Lieberman’s private detective, Sidney Abbott, is called to the witness stand. He’s played by David Webb, although with a character name like that surely Sidney James should have been given the role.
When watching Crown Court or indeed any archive series of a similar vintage, I like to play a little game of ‘Which Doctor Who story has this actor appeared in?’. Wolfe Morris and Barbara Shelley were pretty easy but David Webb (possibly because his name’s rather nondescript) gave me a little more trouble. But I got there in the end – he was Leeson in Colony in Space. Well, it’s the sort of game that keeps me out of mischief …

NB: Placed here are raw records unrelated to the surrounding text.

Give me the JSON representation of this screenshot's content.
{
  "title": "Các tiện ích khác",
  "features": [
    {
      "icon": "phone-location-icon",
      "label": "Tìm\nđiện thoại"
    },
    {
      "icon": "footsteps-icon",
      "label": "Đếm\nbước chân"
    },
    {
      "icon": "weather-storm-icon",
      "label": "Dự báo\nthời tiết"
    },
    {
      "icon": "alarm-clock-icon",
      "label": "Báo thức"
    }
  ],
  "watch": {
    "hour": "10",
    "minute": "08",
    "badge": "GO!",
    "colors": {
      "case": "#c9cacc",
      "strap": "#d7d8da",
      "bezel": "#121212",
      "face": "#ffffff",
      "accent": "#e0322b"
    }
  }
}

Mr Fry has popped out (to powder his nose maybe) so Helen Tate stepped in to ask Abbott a few questions. Although since Barry Deeley handled the cross examination maybe that’s an indication that Abbott wasn’t a prime witness.
That the case isn’t being taken totally seriously can be inferred from the fact that Abbott used to work for P.E.E. (Piccadilly Enquiry Agency).
The focus now turns to the defendant. Delia Savage catches the attention of those watching in the public gallery (especially one old dear with a pair of opera glasses!).
Another time honoured courtroom chestnut occurs when Mrs Savage mentions a popular best combo, The Kitchen Sink. Cue the Judge looking confused and a swift helpful explanation (“a rock group, M’Lord. A musical ensemble, M’Lord”).
Crown Court rarely went in for camera tricks or flourishes, but there is a split screen used here (Mrs Savage on the left, Leiberman on the right) which works rather well.
She’s a convincing witness, cool under pressure, although whether she’s telling the truth is another matter. Jonathan Fry does his best to paint her as an unscrupulous gold digger though.
Mmm, both parties are exchanging lingering looks. I’ve a feeling that a reconciliation might be on the cards (depending on the verdict of course).